■ WHAT TO PRODUCE
Take the line that contains "What data populates" and every line below it to the end of the entries, and give them again exactly, leaving out any pictures.

■ EXTRACTED DATA
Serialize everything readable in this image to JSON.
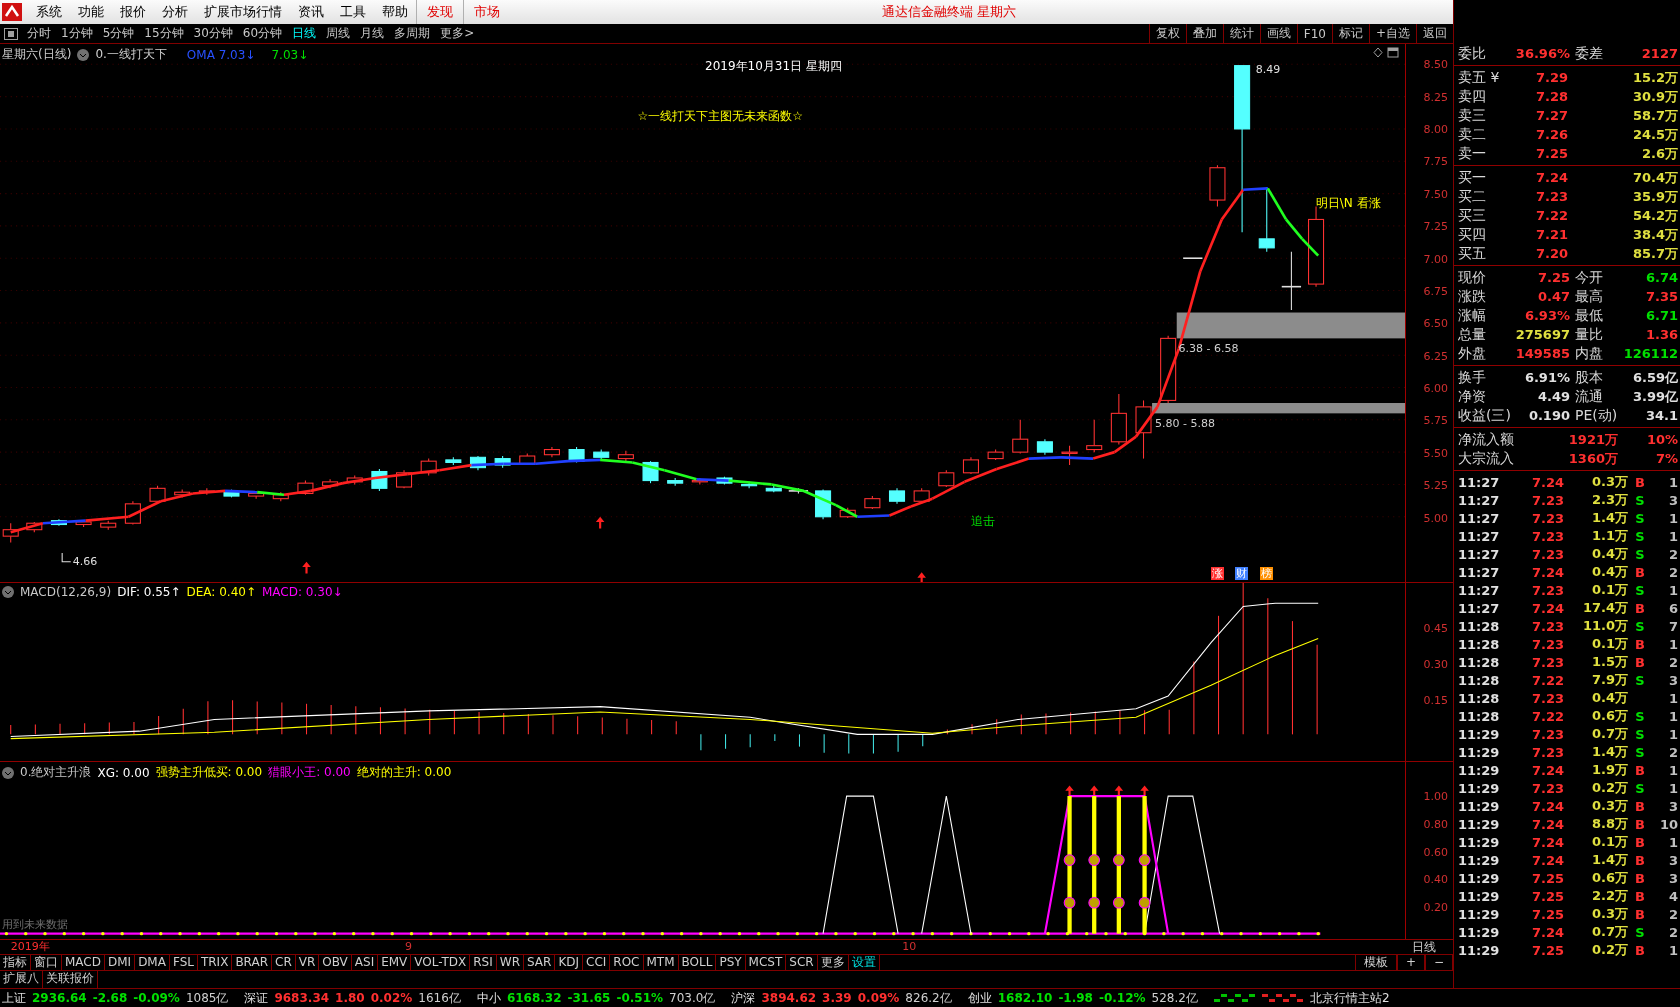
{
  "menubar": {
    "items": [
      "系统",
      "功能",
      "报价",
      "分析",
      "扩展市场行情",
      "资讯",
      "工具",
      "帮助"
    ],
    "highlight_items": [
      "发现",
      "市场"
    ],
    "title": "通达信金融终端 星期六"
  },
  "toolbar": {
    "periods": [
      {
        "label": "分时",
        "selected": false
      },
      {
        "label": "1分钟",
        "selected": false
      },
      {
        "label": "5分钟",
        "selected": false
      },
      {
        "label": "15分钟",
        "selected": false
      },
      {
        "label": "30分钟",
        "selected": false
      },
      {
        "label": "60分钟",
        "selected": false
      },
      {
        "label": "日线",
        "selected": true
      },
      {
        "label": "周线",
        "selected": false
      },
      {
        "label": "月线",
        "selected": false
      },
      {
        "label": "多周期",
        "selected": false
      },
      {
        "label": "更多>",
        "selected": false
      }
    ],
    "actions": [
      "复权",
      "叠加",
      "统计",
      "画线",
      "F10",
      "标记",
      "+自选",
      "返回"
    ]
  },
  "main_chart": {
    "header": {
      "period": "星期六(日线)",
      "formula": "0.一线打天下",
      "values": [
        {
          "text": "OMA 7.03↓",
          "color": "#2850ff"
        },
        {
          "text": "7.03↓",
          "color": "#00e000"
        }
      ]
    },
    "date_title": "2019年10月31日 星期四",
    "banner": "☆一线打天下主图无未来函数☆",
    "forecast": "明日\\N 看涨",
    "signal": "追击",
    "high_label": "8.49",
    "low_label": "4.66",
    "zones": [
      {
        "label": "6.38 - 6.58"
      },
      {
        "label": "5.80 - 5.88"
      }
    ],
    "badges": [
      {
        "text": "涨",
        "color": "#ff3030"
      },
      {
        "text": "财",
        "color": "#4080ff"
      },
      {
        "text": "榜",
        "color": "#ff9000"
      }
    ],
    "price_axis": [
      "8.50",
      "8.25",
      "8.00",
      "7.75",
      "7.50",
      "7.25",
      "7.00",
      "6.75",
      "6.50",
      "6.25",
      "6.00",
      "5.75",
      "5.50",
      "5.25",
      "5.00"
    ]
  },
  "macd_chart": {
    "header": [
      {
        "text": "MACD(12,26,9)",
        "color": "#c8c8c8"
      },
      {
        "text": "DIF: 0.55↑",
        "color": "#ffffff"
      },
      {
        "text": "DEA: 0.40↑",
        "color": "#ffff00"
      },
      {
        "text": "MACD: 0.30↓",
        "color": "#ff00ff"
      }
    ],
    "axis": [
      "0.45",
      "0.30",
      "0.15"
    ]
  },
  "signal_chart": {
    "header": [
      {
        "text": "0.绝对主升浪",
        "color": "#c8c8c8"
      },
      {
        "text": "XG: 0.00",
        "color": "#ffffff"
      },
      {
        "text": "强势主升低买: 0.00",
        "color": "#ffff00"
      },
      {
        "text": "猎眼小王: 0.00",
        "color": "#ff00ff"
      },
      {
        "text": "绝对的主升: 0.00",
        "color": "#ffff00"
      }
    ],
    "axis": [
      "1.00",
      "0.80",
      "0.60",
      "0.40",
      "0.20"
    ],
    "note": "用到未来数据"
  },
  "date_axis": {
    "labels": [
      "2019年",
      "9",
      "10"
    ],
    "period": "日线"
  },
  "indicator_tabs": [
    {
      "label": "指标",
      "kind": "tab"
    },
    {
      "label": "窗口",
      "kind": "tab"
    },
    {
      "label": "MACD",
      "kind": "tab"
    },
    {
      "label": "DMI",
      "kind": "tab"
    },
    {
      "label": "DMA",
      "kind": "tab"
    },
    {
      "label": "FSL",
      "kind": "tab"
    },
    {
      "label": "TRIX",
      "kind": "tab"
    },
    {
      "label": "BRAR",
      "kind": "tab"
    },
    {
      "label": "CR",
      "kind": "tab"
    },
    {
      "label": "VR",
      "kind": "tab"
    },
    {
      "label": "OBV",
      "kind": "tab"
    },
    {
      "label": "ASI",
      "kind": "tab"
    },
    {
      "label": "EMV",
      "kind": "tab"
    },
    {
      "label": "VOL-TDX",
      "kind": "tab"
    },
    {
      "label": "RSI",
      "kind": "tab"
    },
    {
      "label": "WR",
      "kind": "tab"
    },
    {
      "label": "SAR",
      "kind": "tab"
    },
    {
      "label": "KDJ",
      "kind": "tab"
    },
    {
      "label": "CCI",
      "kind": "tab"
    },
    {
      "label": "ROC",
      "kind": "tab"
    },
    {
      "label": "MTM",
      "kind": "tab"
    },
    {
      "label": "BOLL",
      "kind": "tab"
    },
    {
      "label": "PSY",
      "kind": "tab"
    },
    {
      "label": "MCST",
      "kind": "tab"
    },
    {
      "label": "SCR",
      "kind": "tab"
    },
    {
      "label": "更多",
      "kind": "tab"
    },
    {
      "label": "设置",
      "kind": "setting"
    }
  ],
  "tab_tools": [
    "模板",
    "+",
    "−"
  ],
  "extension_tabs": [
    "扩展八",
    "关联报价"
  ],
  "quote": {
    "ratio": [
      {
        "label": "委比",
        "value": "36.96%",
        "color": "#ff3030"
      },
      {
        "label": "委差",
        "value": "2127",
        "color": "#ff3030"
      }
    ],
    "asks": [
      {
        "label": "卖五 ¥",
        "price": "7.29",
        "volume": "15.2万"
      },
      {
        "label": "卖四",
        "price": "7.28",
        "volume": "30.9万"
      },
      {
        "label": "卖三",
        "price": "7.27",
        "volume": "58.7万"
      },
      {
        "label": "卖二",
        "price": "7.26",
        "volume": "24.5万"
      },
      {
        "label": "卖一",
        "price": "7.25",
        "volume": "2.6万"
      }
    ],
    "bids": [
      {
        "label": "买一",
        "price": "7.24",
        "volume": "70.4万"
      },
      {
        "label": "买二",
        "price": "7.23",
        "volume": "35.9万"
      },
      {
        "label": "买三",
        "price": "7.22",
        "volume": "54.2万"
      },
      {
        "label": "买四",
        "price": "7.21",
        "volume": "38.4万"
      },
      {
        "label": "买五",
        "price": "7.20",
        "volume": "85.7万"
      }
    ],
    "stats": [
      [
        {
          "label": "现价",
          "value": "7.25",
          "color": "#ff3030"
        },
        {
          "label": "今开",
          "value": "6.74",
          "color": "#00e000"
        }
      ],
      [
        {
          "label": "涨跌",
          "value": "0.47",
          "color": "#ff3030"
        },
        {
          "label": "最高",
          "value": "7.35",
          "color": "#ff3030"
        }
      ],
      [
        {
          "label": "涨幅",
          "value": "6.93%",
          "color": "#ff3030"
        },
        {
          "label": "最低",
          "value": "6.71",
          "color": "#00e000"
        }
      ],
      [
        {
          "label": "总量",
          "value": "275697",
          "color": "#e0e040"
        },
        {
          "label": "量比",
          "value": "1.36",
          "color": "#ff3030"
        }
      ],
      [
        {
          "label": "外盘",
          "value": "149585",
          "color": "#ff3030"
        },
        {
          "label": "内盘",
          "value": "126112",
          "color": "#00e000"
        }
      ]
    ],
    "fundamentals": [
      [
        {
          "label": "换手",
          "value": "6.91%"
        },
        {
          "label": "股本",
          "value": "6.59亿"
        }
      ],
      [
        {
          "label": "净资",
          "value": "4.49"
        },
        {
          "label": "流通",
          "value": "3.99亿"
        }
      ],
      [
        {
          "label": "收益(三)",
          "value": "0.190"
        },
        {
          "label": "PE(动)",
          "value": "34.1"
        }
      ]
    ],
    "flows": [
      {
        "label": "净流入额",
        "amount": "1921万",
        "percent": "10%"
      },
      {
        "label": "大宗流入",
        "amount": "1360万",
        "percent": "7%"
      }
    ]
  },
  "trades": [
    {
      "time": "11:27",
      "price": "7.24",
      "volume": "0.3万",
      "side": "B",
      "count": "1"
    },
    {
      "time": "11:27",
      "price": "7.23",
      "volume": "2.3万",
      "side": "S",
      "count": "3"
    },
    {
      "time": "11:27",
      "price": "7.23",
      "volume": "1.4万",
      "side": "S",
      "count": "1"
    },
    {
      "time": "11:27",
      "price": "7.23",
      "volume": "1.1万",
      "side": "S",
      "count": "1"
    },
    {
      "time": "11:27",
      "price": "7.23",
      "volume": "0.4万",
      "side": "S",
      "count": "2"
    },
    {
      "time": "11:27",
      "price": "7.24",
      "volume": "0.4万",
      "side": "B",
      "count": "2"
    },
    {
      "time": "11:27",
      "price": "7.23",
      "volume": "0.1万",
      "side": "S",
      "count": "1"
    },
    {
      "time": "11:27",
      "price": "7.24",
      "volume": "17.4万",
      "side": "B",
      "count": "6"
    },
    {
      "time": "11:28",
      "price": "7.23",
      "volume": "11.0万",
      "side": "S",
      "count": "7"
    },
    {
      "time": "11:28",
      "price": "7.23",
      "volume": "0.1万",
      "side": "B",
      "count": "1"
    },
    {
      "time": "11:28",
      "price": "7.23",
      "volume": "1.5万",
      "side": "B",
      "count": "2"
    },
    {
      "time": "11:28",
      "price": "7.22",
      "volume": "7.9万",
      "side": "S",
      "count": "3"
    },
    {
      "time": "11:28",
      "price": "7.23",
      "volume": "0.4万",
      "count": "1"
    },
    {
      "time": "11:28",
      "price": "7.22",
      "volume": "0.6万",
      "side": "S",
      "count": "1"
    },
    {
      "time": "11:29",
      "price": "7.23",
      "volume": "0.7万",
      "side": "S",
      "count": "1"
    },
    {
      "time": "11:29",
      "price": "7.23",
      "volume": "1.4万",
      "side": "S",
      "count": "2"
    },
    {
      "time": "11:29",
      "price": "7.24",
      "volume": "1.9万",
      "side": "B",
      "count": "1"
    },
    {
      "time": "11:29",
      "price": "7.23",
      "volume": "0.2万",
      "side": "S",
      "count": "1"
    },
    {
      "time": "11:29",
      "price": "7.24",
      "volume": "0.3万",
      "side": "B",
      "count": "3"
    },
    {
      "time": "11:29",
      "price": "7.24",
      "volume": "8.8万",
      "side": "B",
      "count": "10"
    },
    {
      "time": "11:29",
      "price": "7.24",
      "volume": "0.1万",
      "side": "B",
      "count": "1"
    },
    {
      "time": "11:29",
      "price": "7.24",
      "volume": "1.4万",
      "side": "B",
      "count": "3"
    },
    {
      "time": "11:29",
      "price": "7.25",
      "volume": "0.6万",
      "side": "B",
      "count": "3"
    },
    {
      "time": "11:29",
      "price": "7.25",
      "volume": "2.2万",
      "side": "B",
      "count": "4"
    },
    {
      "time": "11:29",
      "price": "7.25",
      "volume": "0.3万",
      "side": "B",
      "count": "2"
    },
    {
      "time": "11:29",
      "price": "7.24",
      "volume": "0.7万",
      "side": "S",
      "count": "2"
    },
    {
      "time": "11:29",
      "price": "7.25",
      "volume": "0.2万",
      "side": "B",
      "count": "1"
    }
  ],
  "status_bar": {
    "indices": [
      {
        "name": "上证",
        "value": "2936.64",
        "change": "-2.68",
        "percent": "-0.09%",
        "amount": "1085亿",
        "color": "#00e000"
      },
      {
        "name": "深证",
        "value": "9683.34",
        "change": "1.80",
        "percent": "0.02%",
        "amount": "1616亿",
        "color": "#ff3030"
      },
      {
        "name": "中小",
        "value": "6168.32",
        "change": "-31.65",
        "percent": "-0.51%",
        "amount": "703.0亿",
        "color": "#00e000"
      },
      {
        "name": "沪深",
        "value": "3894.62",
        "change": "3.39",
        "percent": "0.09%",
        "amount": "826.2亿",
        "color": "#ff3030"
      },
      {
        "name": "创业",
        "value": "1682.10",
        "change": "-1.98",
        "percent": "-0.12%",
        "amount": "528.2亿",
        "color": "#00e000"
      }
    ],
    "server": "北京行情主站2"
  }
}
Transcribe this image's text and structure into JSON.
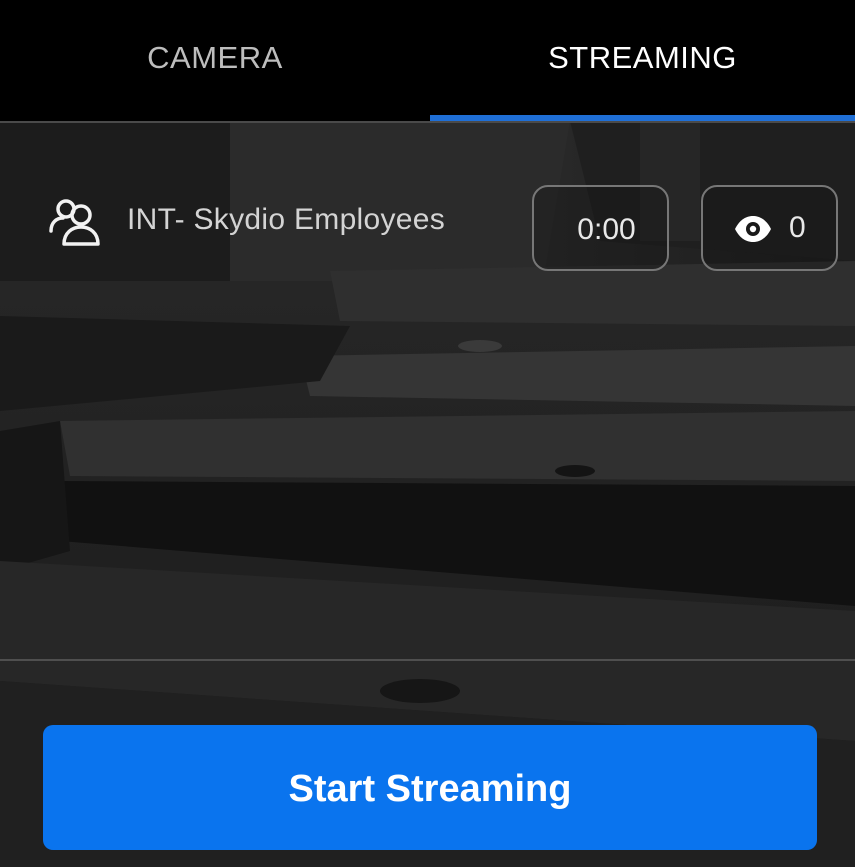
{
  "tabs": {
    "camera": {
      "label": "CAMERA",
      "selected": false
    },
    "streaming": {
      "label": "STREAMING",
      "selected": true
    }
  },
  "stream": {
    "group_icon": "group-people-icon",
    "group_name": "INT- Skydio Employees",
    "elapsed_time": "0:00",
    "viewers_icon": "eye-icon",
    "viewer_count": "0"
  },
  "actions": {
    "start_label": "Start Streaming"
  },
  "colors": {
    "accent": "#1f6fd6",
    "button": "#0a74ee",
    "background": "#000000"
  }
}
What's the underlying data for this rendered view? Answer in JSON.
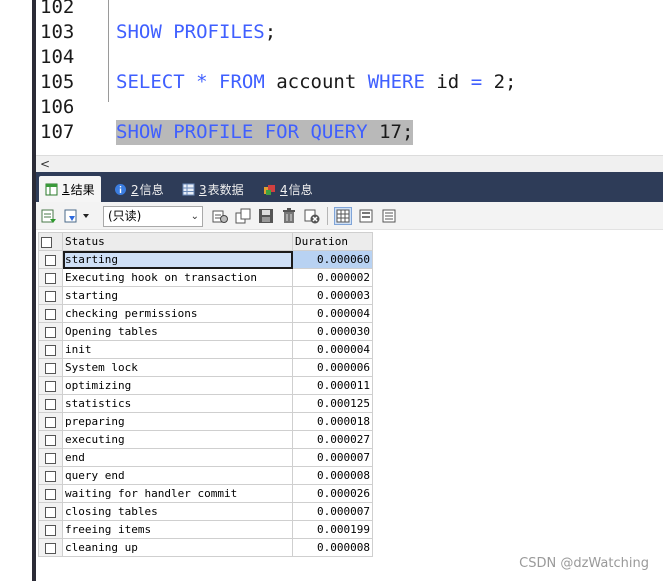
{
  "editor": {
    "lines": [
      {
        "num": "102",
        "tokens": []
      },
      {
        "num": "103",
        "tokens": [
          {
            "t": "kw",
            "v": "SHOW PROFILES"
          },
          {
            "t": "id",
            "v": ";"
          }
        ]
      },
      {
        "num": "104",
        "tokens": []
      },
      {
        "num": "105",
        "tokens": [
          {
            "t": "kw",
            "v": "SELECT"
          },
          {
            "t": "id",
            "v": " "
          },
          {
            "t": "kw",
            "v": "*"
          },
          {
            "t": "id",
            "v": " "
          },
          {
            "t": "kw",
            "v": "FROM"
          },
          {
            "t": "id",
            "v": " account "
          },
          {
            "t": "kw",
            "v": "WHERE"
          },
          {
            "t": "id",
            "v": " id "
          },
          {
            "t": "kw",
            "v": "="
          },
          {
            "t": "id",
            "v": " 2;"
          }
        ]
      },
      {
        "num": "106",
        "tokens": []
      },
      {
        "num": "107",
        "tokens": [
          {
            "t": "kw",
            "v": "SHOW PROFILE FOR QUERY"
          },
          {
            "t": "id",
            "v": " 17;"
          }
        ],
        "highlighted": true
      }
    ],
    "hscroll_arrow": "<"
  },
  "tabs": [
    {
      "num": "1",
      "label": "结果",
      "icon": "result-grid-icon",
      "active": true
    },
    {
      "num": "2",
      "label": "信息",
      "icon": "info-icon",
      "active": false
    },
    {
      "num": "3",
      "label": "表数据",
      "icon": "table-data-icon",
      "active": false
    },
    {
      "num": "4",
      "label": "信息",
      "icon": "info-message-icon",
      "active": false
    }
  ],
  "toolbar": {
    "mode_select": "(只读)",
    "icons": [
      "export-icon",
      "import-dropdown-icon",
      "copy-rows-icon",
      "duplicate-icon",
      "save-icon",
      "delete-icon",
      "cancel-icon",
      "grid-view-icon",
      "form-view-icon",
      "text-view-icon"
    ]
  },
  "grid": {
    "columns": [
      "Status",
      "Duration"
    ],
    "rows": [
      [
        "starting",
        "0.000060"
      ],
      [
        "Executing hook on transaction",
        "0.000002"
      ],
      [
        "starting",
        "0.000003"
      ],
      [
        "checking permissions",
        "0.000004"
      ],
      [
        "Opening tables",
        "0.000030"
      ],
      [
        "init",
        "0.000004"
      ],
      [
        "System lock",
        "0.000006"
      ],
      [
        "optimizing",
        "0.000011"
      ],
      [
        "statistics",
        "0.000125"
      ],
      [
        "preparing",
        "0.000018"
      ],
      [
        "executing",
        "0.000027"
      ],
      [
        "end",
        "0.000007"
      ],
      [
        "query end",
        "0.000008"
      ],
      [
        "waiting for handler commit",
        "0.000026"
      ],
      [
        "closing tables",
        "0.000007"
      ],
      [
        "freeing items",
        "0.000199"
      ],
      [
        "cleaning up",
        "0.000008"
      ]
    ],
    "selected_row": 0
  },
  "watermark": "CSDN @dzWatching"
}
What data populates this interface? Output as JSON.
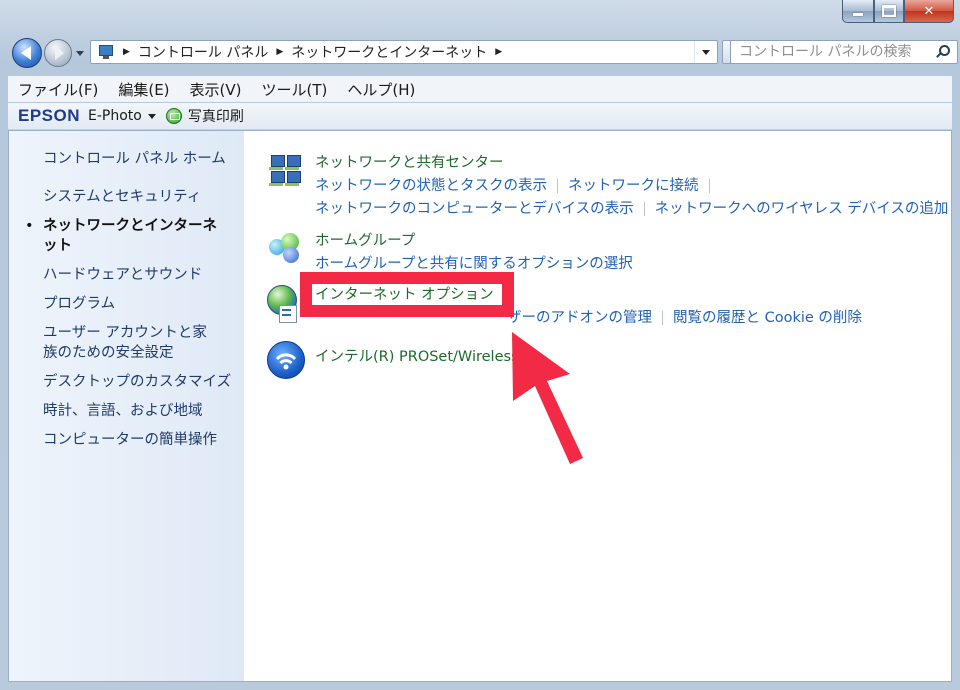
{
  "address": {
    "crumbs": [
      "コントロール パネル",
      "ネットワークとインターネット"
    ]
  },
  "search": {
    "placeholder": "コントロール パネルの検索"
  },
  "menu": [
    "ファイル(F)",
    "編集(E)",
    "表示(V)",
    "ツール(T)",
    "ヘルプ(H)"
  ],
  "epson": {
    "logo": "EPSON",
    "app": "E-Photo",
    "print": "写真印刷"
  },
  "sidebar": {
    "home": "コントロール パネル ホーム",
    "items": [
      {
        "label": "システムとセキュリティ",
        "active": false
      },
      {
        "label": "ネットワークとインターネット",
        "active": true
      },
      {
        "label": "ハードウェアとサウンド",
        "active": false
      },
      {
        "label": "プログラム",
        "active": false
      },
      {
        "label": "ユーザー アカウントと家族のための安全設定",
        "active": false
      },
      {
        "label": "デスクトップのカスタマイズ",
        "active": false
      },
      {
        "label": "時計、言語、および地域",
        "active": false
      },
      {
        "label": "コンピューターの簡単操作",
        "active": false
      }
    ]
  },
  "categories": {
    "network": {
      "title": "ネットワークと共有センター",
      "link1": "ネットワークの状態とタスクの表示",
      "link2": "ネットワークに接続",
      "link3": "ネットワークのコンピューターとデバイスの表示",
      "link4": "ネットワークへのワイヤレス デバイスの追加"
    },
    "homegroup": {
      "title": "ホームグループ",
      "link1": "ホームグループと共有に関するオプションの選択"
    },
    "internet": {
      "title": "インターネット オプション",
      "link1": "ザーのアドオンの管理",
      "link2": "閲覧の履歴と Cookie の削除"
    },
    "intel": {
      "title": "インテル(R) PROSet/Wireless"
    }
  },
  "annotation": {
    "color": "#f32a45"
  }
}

■ RESULT OF THE TASK
What data populates this interface? Output as JSON.
{
  "address": {
    "crumbs": [
      "コントロール パネル",
      "ネットワークとインターネット"
    ]
  },
  "search": {
    "placeholder": "コントロール パネルの検索"
  },
  "menu": [
    "ファイル(F)",
    "編集(E)",
    "表示(V)",
    "ツール(T)",
    "ヘルプ(H)"
  ],
  "epson": {
    "logo": "EPSON",
    "app": "E-Photo",
    "print": "写真印刷"
  },
  "sidebar": {
    "home": "コントロール パネル ホーム",
    "items": [
      {
        "label": "システムとセキュリティ",
        "active": false
      },
      {
        "label": "ネットワークとインターネット",
        "active": true
      },
      {
        "label": "ハードウェアとサウンド",
        "active": false
      },
      {
        "label": "プログラム",
        "active": false
      },
      {
        "label": "ユーザー アカウントと家族のための安全設定",
        "active": false
      },
      {
        "label": "デスクトップのカスタマイズ",
        "active": false
      },
      {
        "label": "時計、言語、および地域",
        "active": false
      },
      {
        "label": "コンピューターの簡単操作",
        "active": false
      }
    ]
  },
  "categories": {
    "network": {
      "title": "ネットワークと共有センター",
      "link1": "ネットワークの状態とタスクの表示",
      "link2": "ネットワークに接続",
      "link3": "ネットワークのコンピューターとデバイスの表示",
      "link4": "ネットワークへのワイヤレス デバイスの追加"
    },
    "homegroup": {
      "title": "ホームグループ",
      "link1": "ホームグループと共有に関するオプションの選択"
    },
    "internet": {
      "title": "インターネット オプション",
      "link1": "ザーのアドオンの管理",
      "link2": "閲覧の履歴と Cookie の削除"
    },
    "intel": {
      "title": "インテル(R) PROSet/Wireless"
    }
  },
  "annotation": {
    "color": "#f32a45"
  }
}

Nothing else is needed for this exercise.